Like anorexia and bulimia, this drug is another dangerous tactic many people resort to in an effort to lose weight. Meth is not only a powerful appetite suppressant, but it also provides energy which people on starvation diets generally lack. Ironically, a methamphetamine user is more likely to lose body weight in the form of muscle and bone density rather than body fat. Unfortunately, most do not take this into consideration, as they are simply concerned with the number on the scale and view the drug as an effective short cut to weight loss requiring much less effort than exercising or following a balanced diet.

Sexual Effects

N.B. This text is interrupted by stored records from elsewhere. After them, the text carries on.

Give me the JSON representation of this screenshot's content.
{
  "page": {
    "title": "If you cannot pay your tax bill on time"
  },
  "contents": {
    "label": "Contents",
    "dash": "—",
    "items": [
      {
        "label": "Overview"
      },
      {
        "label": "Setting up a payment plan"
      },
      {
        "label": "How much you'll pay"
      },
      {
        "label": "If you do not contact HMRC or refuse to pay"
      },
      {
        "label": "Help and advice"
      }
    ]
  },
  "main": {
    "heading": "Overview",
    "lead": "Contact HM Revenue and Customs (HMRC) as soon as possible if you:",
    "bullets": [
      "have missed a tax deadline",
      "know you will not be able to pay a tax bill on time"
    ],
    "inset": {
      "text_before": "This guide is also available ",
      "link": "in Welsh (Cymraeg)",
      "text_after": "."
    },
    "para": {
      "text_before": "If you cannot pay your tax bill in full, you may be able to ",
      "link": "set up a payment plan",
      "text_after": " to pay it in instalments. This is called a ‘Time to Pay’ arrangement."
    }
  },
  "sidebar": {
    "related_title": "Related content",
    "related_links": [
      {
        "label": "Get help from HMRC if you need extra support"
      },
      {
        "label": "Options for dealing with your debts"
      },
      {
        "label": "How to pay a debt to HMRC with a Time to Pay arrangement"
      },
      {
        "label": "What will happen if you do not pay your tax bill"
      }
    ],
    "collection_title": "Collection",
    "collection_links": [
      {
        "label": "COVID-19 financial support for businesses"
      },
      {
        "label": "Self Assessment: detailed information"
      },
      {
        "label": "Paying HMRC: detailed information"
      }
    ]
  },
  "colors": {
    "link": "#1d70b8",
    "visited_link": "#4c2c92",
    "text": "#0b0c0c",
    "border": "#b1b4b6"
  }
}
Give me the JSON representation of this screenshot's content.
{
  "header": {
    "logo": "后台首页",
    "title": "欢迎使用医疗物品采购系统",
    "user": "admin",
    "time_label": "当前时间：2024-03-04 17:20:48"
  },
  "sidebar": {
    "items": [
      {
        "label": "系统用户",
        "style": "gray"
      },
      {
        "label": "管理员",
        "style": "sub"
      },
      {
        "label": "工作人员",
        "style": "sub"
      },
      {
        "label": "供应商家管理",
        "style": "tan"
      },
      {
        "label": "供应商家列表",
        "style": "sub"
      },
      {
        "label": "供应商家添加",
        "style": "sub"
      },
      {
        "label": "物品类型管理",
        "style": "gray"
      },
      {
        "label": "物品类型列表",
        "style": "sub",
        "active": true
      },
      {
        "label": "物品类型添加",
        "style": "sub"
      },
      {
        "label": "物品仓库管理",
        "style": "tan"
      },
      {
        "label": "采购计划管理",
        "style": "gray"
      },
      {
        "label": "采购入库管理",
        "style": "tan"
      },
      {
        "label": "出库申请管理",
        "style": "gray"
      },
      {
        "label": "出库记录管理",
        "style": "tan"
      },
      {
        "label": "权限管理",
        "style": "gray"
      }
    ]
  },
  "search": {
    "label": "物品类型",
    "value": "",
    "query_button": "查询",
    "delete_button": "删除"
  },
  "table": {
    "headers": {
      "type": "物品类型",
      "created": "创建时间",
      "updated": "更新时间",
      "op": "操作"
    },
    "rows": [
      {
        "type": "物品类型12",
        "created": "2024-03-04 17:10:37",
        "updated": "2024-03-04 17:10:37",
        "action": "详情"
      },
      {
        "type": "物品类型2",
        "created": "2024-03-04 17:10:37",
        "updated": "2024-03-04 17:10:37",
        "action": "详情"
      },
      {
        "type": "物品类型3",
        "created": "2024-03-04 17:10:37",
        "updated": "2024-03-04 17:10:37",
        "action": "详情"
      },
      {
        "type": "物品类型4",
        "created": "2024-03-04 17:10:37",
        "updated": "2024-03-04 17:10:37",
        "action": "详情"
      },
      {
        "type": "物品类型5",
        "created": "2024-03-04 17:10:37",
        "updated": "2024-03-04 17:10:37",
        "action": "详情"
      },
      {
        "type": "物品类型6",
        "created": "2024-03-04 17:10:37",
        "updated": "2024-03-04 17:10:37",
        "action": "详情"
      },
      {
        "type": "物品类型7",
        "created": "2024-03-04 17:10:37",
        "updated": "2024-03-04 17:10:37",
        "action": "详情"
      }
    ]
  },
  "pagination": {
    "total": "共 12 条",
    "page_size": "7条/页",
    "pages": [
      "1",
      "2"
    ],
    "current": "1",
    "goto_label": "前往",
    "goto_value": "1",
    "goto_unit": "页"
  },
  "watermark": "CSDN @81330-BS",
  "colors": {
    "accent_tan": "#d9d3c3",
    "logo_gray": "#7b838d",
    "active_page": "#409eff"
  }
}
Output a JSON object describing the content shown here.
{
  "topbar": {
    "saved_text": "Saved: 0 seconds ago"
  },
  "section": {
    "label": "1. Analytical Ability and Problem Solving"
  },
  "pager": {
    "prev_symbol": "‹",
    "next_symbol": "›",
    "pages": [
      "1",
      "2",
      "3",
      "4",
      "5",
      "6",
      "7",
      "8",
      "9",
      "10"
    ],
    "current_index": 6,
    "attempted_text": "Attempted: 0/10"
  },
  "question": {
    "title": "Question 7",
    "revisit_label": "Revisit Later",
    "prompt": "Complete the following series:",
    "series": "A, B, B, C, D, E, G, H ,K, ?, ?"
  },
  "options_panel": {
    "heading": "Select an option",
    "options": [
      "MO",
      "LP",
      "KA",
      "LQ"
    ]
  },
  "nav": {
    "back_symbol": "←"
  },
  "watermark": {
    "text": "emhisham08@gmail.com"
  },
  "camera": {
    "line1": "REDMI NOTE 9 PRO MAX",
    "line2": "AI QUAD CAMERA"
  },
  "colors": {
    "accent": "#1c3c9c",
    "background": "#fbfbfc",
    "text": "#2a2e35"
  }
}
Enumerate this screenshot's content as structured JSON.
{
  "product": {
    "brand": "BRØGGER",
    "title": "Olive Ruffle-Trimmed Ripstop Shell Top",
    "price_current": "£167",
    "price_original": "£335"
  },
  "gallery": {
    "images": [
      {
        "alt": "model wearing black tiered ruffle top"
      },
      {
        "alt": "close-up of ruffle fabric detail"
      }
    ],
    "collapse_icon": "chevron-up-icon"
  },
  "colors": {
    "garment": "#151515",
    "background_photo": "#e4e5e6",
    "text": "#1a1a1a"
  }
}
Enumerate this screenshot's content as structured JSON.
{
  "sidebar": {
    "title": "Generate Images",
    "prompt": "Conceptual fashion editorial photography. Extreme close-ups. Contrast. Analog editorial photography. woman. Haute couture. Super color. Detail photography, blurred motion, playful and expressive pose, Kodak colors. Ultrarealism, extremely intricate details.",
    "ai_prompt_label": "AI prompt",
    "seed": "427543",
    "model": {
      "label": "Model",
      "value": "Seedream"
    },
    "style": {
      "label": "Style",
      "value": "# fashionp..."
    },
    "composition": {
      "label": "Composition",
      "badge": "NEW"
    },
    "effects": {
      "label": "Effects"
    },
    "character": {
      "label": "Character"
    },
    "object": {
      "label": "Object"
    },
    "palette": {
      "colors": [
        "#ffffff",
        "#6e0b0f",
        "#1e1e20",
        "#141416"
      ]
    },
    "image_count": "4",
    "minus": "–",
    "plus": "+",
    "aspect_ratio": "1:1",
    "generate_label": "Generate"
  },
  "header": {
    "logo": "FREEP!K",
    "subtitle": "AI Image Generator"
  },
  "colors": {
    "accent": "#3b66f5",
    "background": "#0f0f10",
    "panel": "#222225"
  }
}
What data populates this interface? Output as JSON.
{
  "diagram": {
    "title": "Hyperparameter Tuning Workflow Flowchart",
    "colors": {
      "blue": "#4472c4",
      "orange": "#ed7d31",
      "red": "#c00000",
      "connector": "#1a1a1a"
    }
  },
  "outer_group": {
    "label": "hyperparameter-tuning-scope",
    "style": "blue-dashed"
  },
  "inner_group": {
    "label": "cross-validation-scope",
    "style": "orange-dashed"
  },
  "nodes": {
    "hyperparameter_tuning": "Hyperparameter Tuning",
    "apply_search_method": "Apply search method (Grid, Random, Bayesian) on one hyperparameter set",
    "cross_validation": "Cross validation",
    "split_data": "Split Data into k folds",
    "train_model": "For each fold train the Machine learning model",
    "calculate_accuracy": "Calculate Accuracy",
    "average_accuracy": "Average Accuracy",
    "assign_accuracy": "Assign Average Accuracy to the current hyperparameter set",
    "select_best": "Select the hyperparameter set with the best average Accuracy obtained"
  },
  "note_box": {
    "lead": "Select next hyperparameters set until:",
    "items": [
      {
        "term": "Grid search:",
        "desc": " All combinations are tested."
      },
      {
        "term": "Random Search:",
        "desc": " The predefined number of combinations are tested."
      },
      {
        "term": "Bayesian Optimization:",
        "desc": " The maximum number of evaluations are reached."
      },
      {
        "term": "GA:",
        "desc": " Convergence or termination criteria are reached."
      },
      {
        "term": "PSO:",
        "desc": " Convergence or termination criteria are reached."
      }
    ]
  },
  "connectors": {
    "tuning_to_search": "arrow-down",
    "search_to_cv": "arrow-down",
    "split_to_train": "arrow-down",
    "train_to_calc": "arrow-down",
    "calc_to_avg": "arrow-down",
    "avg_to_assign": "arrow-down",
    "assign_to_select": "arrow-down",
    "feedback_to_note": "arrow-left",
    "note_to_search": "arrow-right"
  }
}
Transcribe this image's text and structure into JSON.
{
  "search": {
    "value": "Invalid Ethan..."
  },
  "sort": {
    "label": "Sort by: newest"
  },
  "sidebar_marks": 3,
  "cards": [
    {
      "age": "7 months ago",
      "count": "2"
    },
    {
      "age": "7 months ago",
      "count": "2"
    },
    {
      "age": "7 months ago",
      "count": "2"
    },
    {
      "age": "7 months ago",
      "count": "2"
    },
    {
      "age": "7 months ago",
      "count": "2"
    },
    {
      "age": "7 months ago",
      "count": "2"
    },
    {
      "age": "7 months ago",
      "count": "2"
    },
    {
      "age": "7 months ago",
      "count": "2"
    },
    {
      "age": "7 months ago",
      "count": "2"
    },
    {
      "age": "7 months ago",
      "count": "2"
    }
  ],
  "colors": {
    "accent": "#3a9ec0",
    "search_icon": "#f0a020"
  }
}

Central nervous system stimulants such as meth can increase activity in the brain of the neurotransmitter dopamine. Dopamine has been termed the brain’s “pleasure center” and one effect of having elevated levels is the heightening of sexual feelings. Everything related to sex becomes more visceral and intense, including desire, physical sensations, and orgasms. As a result, meth has become popular among young people in the party scene, just like cocaine has been popular for decades for the same reason.

Typically, when people use a drug for the first time, they do so impulsively, thinking only of the short-term pleasure or perceived benefit they will receive and paying little attention to potential long-term consequences. They don’t determine what the pros and cons are and use this information to make a rational and logical decision. If they did, there would be a lot fewer users out there. Few first-time meth users picture themselves two years down the road in an emaciated mug shot, appearing ten years older than their actual age, when they are taking that first hit. That is why anti-drug education is so vital for our youth.

For anyone who has succumbed to using this dangerous drug, no matter the reason, help is available. Inpatient treatment programs can help you rid yourself of this addiction before it takes over your life. If you’re wondering when you should check into one of these programs, the answer is now. As in today. The longer you wait to get help, the longer and harder the road to recovery will be.

Call Today for 24/7 Addiction Help: 1 (269) 704-7243